What is the Texas Land Survey System?

The most complex land survey system in the United States is not the Public Land Survey System (PLSS), but is in fact the Texas Land Survey System. The Texas State Line has the most subdivided land properties while the Texas Railroad Districts, which encompasses all of Texas, comes in second in regards to subdivided land properties.

There are many types of surveys which form the Texas Land Survey System. They include:

  • Townships and Sections
  • Blocks
  • League and Labor

There are also stand-alone surveys which, as its name implies, are separate from the Texas Land Survey System.

Only found in the lower portion of Texas, Townships and Sections in the Texas Land Survey System do not include a Range like the PLSS. The choice of section numbers are between 1 and 9999 and can also include fractions, (65.5).

Groups of joined or non-joined subdivided surveyed land are known as Blocks. Found within Blocks are Tracts which are special category numbers. Unlike its name, Blocks for the most part are not restricted to squares or rectangles, but are based on the layout of each survey. This is mainly due to the fact that the original survey lines were drawn before any official boundary was established. This is why Tracts were added into the Block to avoid confusion.

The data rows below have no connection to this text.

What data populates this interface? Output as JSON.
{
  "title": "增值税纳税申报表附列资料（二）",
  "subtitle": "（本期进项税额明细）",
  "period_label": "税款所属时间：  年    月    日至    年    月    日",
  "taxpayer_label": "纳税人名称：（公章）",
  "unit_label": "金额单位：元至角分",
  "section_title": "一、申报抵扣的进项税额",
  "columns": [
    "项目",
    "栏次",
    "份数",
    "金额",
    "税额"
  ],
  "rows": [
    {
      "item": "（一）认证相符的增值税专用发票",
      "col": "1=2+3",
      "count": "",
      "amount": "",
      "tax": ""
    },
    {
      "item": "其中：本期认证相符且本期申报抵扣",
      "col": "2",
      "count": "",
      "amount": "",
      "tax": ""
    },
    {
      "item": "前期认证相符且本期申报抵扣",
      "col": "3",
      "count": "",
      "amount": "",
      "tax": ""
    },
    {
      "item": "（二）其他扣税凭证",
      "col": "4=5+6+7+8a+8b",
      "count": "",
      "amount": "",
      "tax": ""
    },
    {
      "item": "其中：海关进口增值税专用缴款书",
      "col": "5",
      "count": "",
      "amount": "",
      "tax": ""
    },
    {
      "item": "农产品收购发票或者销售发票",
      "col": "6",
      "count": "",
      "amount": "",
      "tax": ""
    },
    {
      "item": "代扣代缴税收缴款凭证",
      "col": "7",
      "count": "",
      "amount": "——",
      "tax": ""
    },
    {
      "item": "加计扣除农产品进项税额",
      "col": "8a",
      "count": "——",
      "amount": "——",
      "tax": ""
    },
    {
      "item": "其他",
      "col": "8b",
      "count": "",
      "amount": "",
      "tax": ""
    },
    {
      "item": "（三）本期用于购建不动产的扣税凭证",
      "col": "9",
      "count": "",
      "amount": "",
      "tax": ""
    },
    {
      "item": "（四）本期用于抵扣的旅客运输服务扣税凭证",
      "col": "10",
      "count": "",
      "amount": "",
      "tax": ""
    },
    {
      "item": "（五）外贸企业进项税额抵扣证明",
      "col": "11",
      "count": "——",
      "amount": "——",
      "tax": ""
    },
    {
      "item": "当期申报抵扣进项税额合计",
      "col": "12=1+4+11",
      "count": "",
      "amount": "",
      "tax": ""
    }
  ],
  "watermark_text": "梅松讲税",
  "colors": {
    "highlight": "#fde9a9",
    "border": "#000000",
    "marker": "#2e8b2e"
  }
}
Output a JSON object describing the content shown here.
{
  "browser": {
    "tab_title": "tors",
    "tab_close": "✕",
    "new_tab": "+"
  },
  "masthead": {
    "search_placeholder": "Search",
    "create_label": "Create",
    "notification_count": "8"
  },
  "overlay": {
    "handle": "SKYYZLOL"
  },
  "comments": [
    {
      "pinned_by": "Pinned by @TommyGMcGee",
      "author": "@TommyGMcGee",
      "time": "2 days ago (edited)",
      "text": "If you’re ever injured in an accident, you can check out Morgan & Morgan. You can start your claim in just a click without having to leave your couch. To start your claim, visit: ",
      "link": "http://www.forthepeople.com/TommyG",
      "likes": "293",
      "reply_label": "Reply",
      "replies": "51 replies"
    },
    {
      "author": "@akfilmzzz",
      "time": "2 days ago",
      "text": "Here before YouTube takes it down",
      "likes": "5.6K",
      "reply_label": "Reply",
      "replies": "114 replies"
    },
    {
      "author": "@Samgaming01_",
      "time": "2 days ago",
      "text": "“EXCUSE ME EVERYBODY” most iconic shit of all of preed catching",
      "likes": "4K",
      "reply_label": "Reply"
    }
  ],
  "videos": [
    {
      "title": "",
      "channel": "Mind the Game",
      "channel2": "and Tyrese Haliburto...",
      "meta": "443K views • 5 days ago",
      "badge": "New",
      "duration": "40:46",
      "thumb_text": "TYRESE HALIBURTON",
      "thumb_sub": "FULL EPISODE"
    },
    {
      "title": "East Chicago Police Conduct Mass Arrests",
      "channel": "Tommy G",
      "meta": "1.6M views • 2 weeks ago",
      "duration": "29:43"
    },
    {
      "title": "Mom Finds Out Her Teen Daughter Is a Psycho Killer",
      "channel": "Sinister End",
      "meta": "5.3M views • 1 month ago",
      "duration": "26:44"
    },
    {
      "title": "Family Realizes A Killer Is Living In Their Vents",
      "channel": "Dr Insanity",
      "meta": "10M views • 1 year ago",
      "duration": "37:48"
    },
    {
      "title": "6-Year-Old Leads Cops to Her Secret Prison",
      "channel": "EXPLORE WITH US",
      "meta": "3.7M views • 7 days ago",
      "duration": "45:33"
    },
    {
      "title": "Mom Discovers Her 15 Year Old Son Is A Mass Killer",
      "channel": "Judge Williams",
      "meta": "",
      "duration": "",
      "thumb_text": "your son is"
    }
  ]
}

Leagues and Labors:
4428 acres make up a League. A league is subdivided into 25, 177 acre Tracts. These acre Tracts are known as Labors. Leagues can be separate from Labors but there can be no Labors without a League. Like Blocks, Leagues can be conformed into any shape as long as it stays within the specifications described above. Public School Land Grants within the State of Texas use the League and Labor System. The Leagues and Labor System is an offshoot of the original Spanish Metes and Bounds system.